*** Opening TASK MATERIAL ***

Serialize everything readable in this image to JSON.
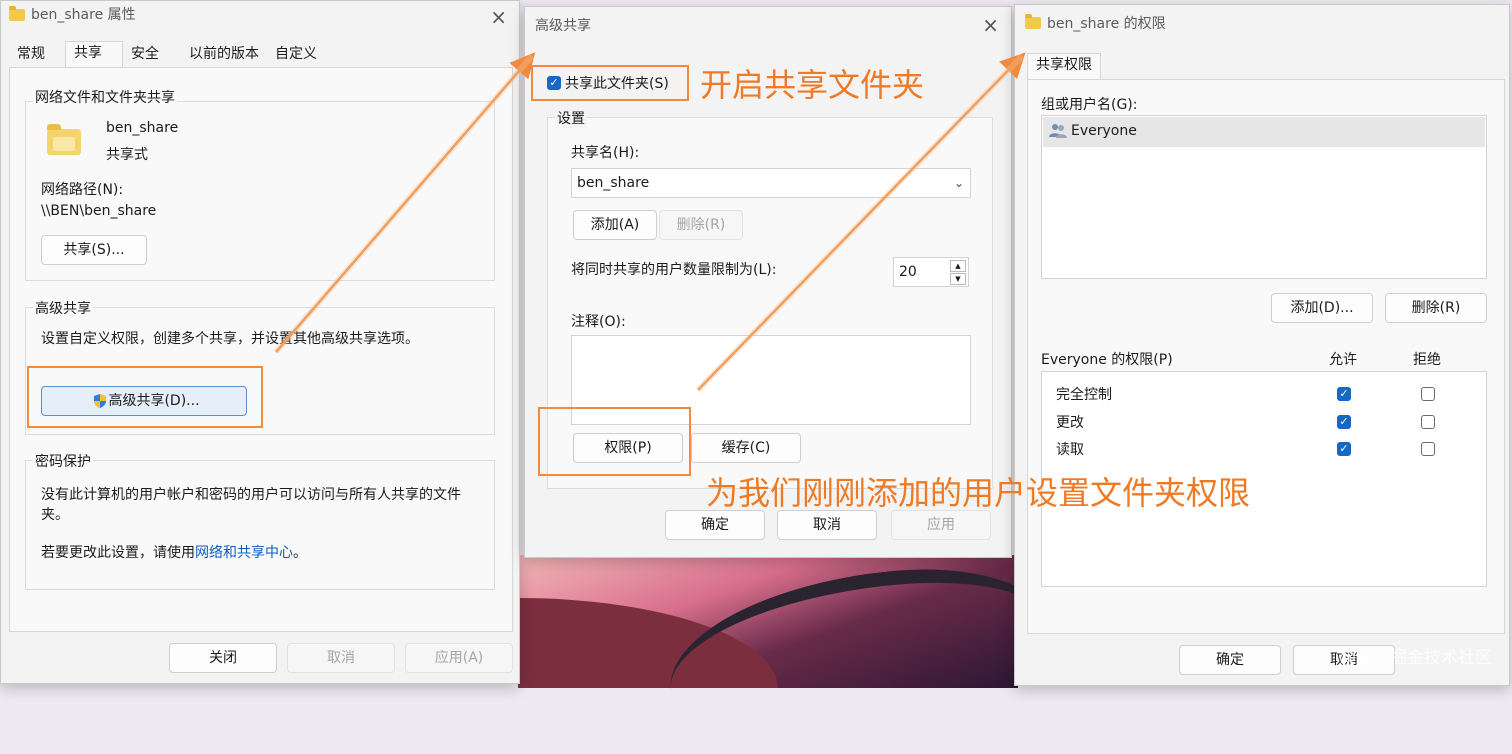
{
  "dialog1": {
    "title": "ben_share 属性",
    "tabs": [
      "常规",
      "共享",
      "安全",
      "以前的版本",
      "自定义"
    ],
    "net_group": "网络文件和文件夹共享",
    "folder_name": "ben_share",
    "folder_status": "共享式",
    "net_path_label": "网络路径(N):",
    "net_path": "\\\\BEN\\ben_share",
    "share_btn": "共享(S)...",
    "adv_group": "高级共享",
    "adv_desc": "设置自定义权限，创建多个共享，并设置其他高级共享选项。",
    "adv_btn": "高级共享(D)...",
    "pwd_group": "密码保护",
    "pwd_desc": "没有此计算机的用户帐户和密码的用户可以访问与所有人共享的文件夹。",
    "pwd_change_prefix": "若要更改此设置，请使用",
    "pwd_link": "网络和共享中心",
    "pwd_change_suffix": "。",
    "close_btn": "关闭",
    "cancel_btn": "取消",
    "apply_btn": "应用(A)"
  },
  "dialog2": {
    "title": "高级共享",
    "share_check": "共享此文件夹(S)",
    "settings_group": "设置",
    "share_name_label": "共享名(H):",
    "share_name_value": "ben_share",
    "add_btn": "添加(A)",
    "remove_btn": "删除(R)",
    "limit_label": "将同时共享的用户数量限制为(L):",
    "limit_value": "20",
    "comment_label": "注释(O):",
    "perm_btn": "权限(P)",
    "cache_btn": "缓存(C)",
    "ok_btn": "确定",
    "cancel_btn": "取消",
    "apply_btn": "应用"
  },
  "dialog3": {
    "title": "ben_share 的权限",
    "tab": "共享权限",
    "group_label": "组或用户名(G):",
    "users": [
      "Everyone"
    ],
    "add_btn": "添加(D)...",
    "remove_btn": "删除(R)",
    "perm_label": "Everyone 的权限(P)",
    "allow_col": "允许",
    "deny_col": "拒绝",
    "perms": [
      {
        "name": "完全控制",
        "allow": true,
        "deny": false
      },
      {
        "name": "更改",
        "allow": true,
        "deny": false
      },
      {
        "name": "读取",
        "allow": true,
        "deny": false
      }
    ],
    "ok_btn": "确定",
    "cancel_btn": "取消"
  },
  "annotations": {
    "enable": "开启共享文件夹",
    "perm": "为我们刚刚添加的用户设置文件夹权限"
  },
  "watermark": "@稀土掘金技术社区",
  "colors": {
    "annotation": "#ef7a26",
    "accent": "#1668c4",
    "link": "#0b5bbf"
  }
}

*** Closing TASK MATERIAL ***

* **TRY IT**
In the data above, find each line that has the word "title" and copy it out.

* **SOLUTION FOR THIS PROBLEM**
    "title": "ben_share 属性",
    "title": "高级共享",
    "title": "ben_share 的权限",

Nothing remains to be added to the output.